Adding a little more advice to the heap here ...
You need to let your management know that what they are asking you to develop is a constant, never-ending cycle of loading, scrubbing, cleansing, transformed and reporting on your company data. As you continue to work with your data you will be able to reduce the time it takes (hopefully) in which you begin your process until your users can run their reports.
Your existing "live" systems are often referred to as OLTP (On-Line Transaction Processing) systems, which help keep your company in business. What you have been asked to create is a completely different perspective of the information and data that these systems create. The (most likely) company wide set of data gets "Extracted, Loaded and Transformed" (ETL) into an OLAP (On-Line Analytical Processing) system, which is what your SSRS Reports will run against.
References to get you started:
The Data Warehousing Information Center
This site should allow you to get a grasp of all these new terms and concepts.

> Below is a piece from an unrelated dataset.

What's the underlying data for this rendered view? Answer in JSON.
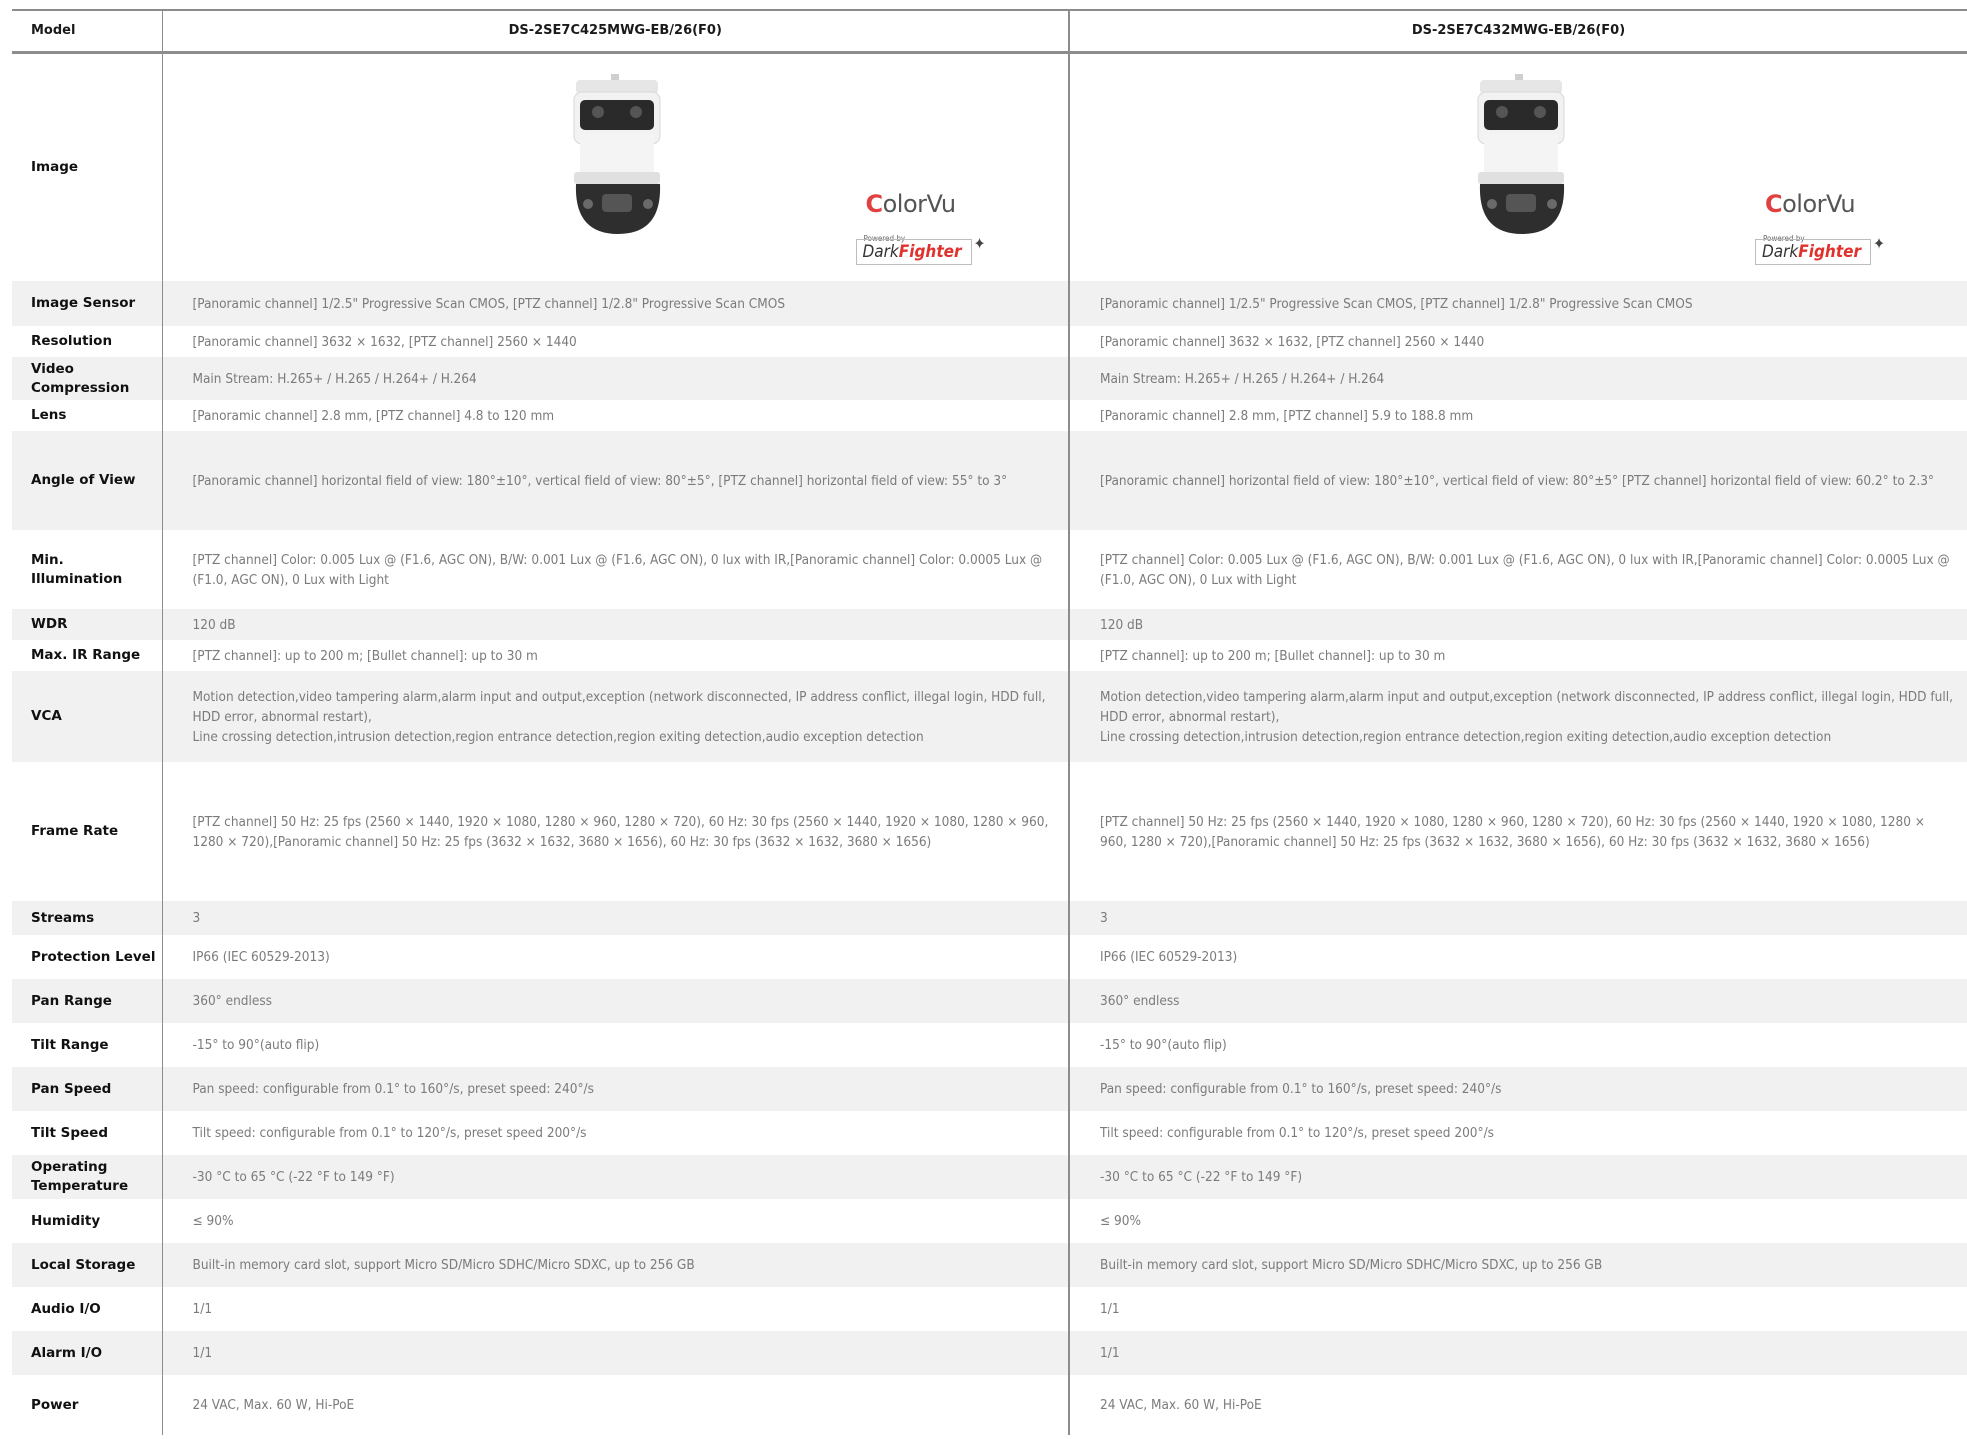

Also any Data warehousing books written or co-written by Ralph Kimball will do you well. Ralph Kimball, is an author on the subject of data warehousing and business intelligence. He is known for long-term convictions that data warehouses must be designed to be understandable and fast. His methodology, also known as dimensional modeling or the Kimball methodology, is frequently used to allow sharing of conformed dimensions.
He writes the "Data Warehouse Designer" column for Intelligent Enterprise magazine and is the author of best-selling books The Data Warehouse Lifecycle Toolkit and the Data Warehouse Toolkit published by Wiley and Sons. He is listed in the Database Hall of Fame.
The key to you having a successful go at this is that Management is aware of what they currently have versus what that have asked for. The second, and hardest part, is when they realize how much work is involved in getting there.
Keep us posted on your progress,
MCITP: DBA, MCSE, MCTS: SQL 2005, OCP